April Fools’ Day has become a sort of tradition in the media world, with publications and websites relishing the opportunity to get one over on readers with fake news stories.
However, sometimes these pranks are so believable that they leave audiences speechless rather than laughing.
Here we delve into six of the worst April Fools’ fake news stories that have occurred over the years and how they have backfired.
1. Undrinkable water — In 2002 two Kansas City DJs thought it would be funny to warn listeners that high levels of “dihydrogen monoxide” had been discovered in their drinking water, Best Life Online reported.
What they did not explain is that dihydrogen monoxide is simply another term for H20, and the announcement escalated quickly, with more than 150 panicked audience members contacting the water department. A water official later criticized the station, calling the prank a “terrorist attack.”
2. Chinese Ph.D. holders exempt from one-child policy — Local Chinese publication China Youth Daily came under fire in 1993 after it published a full front page containing fake news stories that included an article on how the government had decided to exempt all science Ph.D. holders from the country's one-child policy, the South China Morning Post reported.

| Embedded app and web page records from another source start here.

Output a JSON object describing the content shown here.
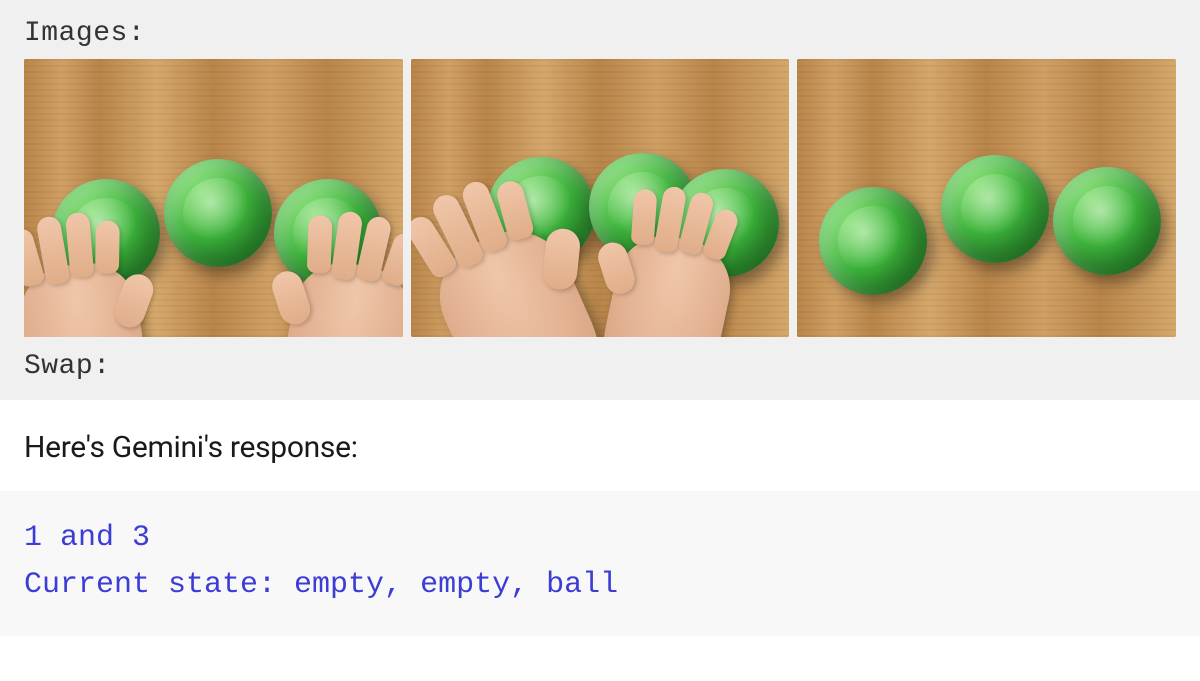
{
  "prompt": {
    "images_label": "Images:",
    "swap_label": "Swap:"
  },
  "narrative": "Here's Gemini's response:",
  "response": {
    "line1": "1 and 3",
    "line2": "Current state: empty, empty, ball"
  },
  "figure": {
    "description": "Three sequential video frames of a cup-shuffle game on a wooden surface with three green cups.",
    "frames": [
      {
        "index": 1,
        "cups": 3,
        "hands": "Two hands reaching from bottom: left hand gripping leftmost cup, right hand gripping rightmost cup.",
        "note": "Before swap — cups in positions 1, 2, 3."
      },
      {
        "index": 2,
        "cups": 3,
        "hands": "Two hands crossing near center, mid-swap, manipulating cups around the middle/right region.",
        "note": "During swap — hands moving cups 1 and 3 past each other."
      },
      {
        "index": 3,
        "cups": 3,
        "hands": "No hands visible.",
        "note": "After swap — three cups at rest, leftmost cup slightly tilted."
      }
    ]
  }
}
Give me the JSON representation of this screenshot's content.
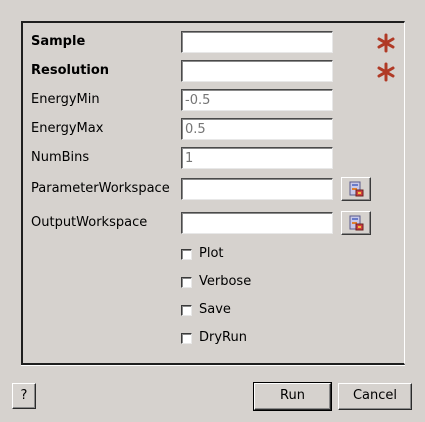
{
  "form": {
    "fields": [
      {
        "label": "Sample",
        "value": "",
        "required": true
      },
      {
        "label": "Resolution",
        "value": "",
        "required": true
      },
      {
        "label": "EnergyMin",
        "placeholder": "-0.5"
      },
      {
        "label": "EnergyMax",
        "placeholder": "0.5"
      },
      {
        "label": "NumBins",
        "placeholder": "1"
      },
      {
        "label": "ParameterWorkspace",
        "value": ""
      },
      {
        "label": "OutputWorkspace",
        "value": ""
      }
    ],
    "checkboxes": [
      {
        "label": "Plot",
        "checked": false
      },
      {
        "label": "Verbose",
        "checked": false
      },
      {
        "label": "Save",
        "checked": false
      },
      {
        "label": "DryRun",
        "checked": false
      }
    ]
  },
  "buttons": {
    "help": "?",
    "run": "Run",
    "cancel": "Cancel"
  },
  "icons": {
    "required": "asterisk-icon",
    "browse": "workspace-icon"
  },
  "colors": {
    "background": "#d6d2ce",
    "required_marker": "#b03a26",
    "placeholder_text": "#8e8e8e"
  }
}
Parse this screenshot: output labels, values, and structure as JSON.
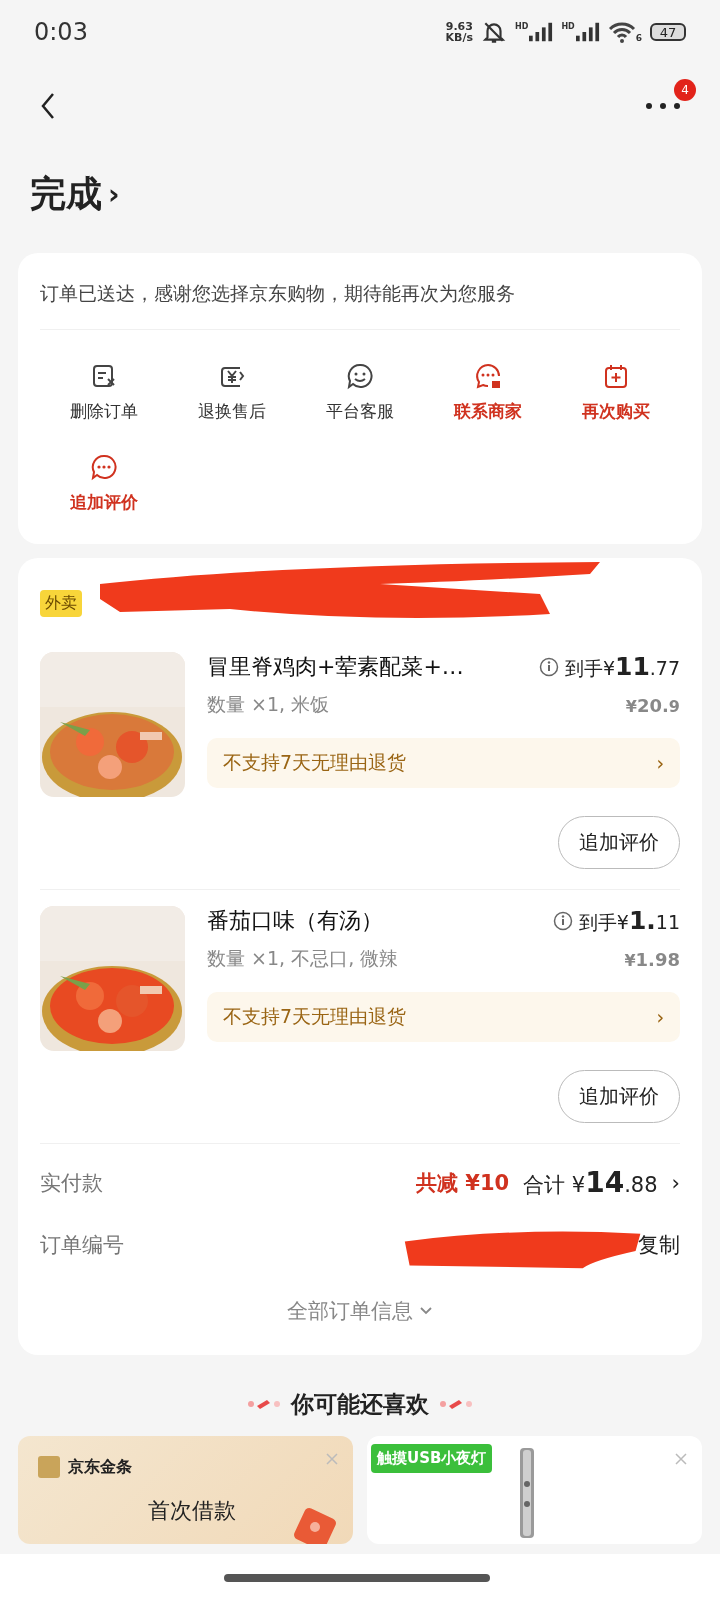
{
  "status_bar": {
    "time": "0:03",
    "speed_value": "9.63",
    "speed_unit": "KB/s",
    "sim_labels": [
      "HD",
      "HD"
    ],
    "wifi_label": "6",
    "battery": "47"
  },
  "nav": {
    "badge": "4"
  },
  "title": "完成",
  "title_chevron": "›",
  "status_card": {
    "message": "订单已送达，感谢您选择京东购物，期待能再次为您服务",
    "actions": [
      {
        "label": "删除订单",
        "highlighted": false
      },
      {
        "label": "退换售后",
        "highlighted": false
      },
      {
        "label": "平台客服",
        "highlighted": false
      },
      {
        "label": "联系商家",
        "highlighted": true
      },
      {
        "label": "再次购买",
        "highlighted": true
      },
      {
        "label": "追加评价",
        "highlighted": true
      }
    ]
  },
  "order": {
    "store_tag": "外卖",
    "items": [
      {
        "name": "冒里脊鸡肉+荤素配菜+…",
        "net_prefix": "到手¥",
        "net_main": "11",
        "net_fraction": ".77",
        "options": "数量 ×1, 米饭",
        "price_prefix": "¥",
        "price_main": "20.",
        "price_fraction": "9",
        "notice": "不支持7天无理由退货",
        "notice_chevron": "›",
        "review_button": "追加评价"
      },
      {
        "name": "番茄口味（有汤）",
        "net_prefix": "到手¥",
        "net_main": "1.",
        "net_fraction": "11",
        "options": "数量 ×1, 不忌口, 微辣",
        "price_prefix": "¥",
        "price_main": "1.98",
        "notice": "不支持7天无理由退货",
        "notice_chevron": "›",
        "review_button": "追加评价"
      }
    ],
    "paid_label": "实付款",
    "discount": "共减 ¥10",
    "total_prefix": "合计 ¥",
    "total_main": "14",
    "total_fraction": ".88",
    "total_chevron": "›",
    "order_no_label": "订单编号",
    "copy_button": "复制",
    "more_info": "全部订单信息"
  },
  "recommend": {
    "heading": "你可能还喜欢",
    "cards": [
      {
        "kind": "promo",
        "brand": "京东金条",
        "headline": "首次借款"
      },
      {
        "kind": "product",
        "tag": "触摸USB小夜灯"
      }
    ]
  }
}
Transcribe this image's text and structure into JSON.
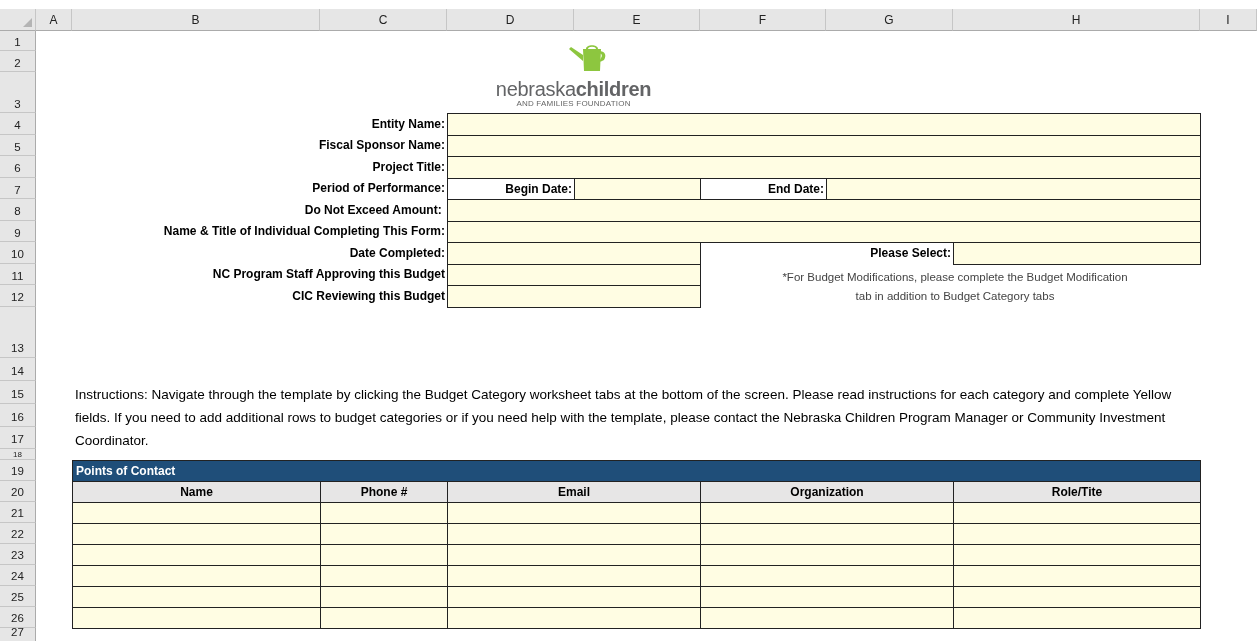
{
  "sheet": {
    "column_headers": [
      "A",
      "B",
      "C",
      "D",
      "E",
      "F",
      "G",
      "H",
      "I"
    ],
    "row_headers": [
      "1",
      "2",
      "3",
      "4",
      "5",
      "6",
      "7",
      "8",
      "9",
      "10",
      "11",
      "12",
      "13",
      "14",
      "15",
      "16",
      "17",
      "18",
      "19",
      "20",
      "21",
      "22",
      "23",
      "24",
      "25",
      "26",
      "27"
    ]
  },
  "logo": {
    "word_light": "nebraska",
    "word_bold": "children",
    "tagline": "AND FAMILIES FOUNDATION"
  },
  "form_fields": [
    {
      "label": "Entity Name:",
      "kind": "wide"
    },
    {
      "label": "Fiscal Sponsor Name:",
      "kind": "wide"
    },
    {
      "label": "Project Title:",
      "kind": "wide"
    },
    {
      "label": "Period of Performance:",
      "kind": "dates",
      "begin_label": "Begin Date:",
      "end_label": "End Date:"
    },
    {
      "label": "Do Not Exceed Amount: ",
      "kind": "wide"
    },
    {
      "label": "Name & Title of Individual Completing This Form:",
      "kind": "wide"
    },
    {
      "label": "Date Completed:",
      "kind": "select",
      "select_label": "Please Select:"
    },
    {
      "label": "NC Program Staff Approving this Budget",
      "kind": "half"
    },
    {
      "label": "CIC Reviewing this Budget",
      "kind": "half"
    }
  ],
  "note": "*For Budget Modifications, please complete the Budget Modification tab in addition to Budget Category tabs",
  "instructions": "Instructions: Navigate through the template by clicking the Budget Category worksheet tabs at the bottom of the screen. Please read instructions for each category and complete Yellow fields. If you need to add additional rows to budget categories or if you need help with the template, please contact the Nebraska Children Program Manager or Community Investment Coordinator.",
  "contacts": {
    "title": "Points of Contact",
    "columns": [
      "Name",
      "Phone #",
      "Email",
      "Organization",
      "Role/Tite"
    ],
    "rows": [
      {
        "kind": "blank"
      },
      {
        "kind": "blank"
      },
      {
        "kind": "blank"
      },
      {
        "kind": "blank"
      },
      {
        "kind": "blank"
      },
      {
        "kind": "blank"
      }
    ]
  }
}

The prank was a little too convincing, with unimpressed government censors and media outlets forcing the newspaper to run an apology.
3. Space shuttle landing diverted — Chaos ensued when a DJ at KGB-FM in San Diego announced in 1993 that a space shuttle set to land at the Edwards Air Force Base had been diverted to the small airport, Montgomery Field, which is located in a residential area, The Washington Post noted.
As a result, thousands of commuters headed to the area to witness the landing of the shuttle that did not even exist, causing massive traffic congestion and overcrowding that required police presence to control.
Police threatened to bill the radio station for the costs involved in having to allocate officers to the area to monitor the scene.
4. The end is near — The Franklin Institute did not bank on causing mass panic when it decided to promote a new planetarium show by issuing a fake news release to KYW in 1940 announcing the apocalypse.
“Your worst fears that the world will end are confirmed by astronomers of Franklin Institute, Philadelphia. Scientists predict that the world will end at 3 P.M. Eastern Standard Time tomorrow,” the announcement read, according to The Philadelphia Inquirer.
“This is no April Fool[s'] joke. Confirmation can be obtained from Wagner Schlesinger, director of the Fels Planetarium of this city.”
The fake news item caused panic among residents, who inundated the city’s emergency lines with calls. The prank resulted in the canning of the Franklin Institute spokesperson.
5. Atomic mist to destroy Dutch town — In 1947, the Eindhoven Dagblad ran an article stating that “atomic mist” blowing into the Dutch town of Eindhoven would destroy it the following day, causing widespread panic among residents who frantically planned their exit from the town, according to the Museum of Hoaxes.
As a result, various media outlets had to issue announcements to the public assuring them that the news was fake. Municipal authorities considered legal action against the newspaper.
6. Inactive volcano is going to blow — It has been about 600 million years since the Great Blue Hill in Milton, Massachusetts, could be described as a volcano, but in 1980 Boston residents panicked after WNAC-TV reported the hill had become active again, according to Best Life Online.
Police received hundreds of calls and the show’s producer was fired.
© 2022 Newsmax. All rights reserved.